Friday, February 01, 2008

Nomenclature Clarification



For several years, the building to the east of the Palace Theater on East Main Street has been referred to as the "Rectory Building." I haven't really paid close attention to this name, but every time I heard it, I thought something didn't sound right. In the past week, I heard and seen it called the Rectory Building at least twice, most recently in today's newspaper, and I've finally realized why this naming bothers me: the building is not, and never has been, a rectory. In fact, calling it a rectory does a disservice to the building's rich history. A rectory is the home of the rector, or priest. The building on East Main Street, as far as I know, never served that function.

The building on East Main Street (as seen above in an illustration from Anderson's History of Waterbury, published 1896) is correctly referred to as St. Patrick's Hall. It was built on one of the first property lots to be owned by Waterbury's Roman Catholics, who purchased the site from entrepreneur Elizur Prichard in 1847. Waterbury's first Roman Catholic church (St. Patrick's Chapel--darn typos! the name was St. Peter's, not St. Patrick's--my thanks to Joseph P. Nolan for catching the mistake) stood on the lot from 1847 until 1866. The Chapel was replaced by Waterbury's first Immaculate Conception Church, built on the opposite side of the street (where UConn is today). The old St. Patrick's (St. Peter's!) chapel became a public school, until it was replaced in 1889 with St. Patrick's Hall.

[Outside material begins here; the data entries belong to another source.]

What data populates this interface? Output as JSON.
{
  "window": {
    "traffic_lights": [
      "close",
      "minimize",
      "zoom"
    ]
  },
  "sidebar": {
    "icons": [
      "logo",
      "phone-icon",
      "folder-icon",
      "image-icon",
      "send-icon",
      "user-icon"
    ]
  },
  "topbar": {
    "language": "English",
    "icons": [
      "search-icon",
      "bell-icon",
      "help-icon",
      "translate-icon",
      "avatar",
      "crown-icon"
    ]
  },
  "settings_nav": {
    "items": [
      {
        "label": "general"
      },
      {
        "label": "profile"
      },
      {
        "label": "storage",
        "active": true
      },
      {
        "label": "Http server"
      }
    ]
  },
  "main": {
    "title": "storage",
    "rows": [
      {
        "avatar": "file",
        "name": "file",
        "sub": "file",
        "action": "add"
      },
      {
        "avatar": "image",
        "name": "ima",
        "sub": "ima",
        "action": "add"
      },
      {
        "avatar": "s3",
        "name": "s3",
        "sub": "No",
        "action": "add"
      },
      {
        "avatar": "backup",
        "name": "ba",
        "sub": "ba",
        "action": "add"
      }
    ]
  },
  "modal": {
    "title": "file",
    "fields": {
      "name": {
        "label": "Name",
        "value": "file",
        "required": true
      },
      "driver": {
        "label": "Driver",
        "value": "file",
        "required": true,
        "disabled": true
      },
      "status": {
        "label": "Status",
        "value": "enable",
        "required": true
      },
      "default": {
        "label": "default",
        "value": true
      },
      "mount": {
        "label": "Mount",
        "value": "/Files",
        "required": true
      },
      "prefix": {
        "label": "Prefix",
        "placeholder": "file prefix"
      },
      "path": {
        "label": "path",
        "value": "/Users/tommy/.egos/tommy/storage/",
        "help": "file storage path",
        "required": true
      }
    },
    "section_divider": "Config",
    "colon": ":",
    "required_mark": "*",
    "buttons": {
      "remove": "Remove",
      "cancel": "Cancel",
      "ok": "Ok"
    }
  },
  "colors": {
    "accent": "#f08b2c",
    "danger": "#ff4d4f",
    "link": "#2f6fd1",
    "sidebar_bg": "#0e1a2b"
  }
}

St. Patrick's Hall, Waterbury's best and possibly only [Correction, 2/4/08--there is at least one other, on Bank Street, across from the parking garage] example of the Richardsonian Romanesque style, was built under the leadership of Rev. John A. Mulcahy, an Irish-born priest who came to Waterbury in 1886. The Hall contained the parish's Sunday School, as well as a library and reading room, meeting rooms for Catholic and social organizations, a gymnasium and a large hall for lectures and entertainment. It signaled the emergence of Roman Catholics as respected members of the community--forty years earlier, the parish had struggled to overcome anti-Catholic prejudices in Waterbury.

St. Patrick's Hall is both an architectural gem and an important monument to Waterbury's Catholic history, but it is not a Rectory.

2 comments:

Howard Fielding, Republican-American said...

Here's what the same reporter (Steve Gambini) wrote about the origin of the name back in 2004:

Originally called St. Patrick's Hall, the building was built on the site of St. Peter's Church, Waterbury's first Roman Catholic church, as a meeting place for the Total Abstinence Society and the Ancient Order of Hibernians. It also housed a gymnasium on the upper floors.

Its construction was testament to the power the pastor of another Catholic church, the Immaculate Conception, held in Waterbury.

"They (the pastors) were the driving force for the hospitals, the transportation and the social justice and social work issues," said Lawrence F. Duffany Jr., who wrote the 150th anniversary history for the Immaculate Conception Church in 1997.

Immaculate Conception is still known as the "mother church" of Waterbury, not only because of its namesake, but because many of the city's parishes broke off from it as the population grew.

Whoever held the title of pastor at the Immaculate Conception became "kind of the lightning rod person" in the city, Duffany said.

Rectory is the term for a priest's residence, but the name commonly used for the building today may have more to do with the man who built it. The Rev. James Mulcahy, who presided over its construction, was the first priest to hold the title of "permanent rector" of the Immaculate.

Duffany said that honorific likely was the origin of the building's name.

At the time, the building stood across the street from the original church, which later was sold and used as a truck depot for an oil company. It also mirrored the actual rectory for the parish in its placement and architecture. The Immaculate Conception moved to its present location on West Main Street in 1926.

(Republican-American, 3/12/04)

Waterbury Girl said...

Thank you. I'm a stickler for getting facts right and for having things be logical, so calling a non-rectory building "The Rectory" really drives me nuts!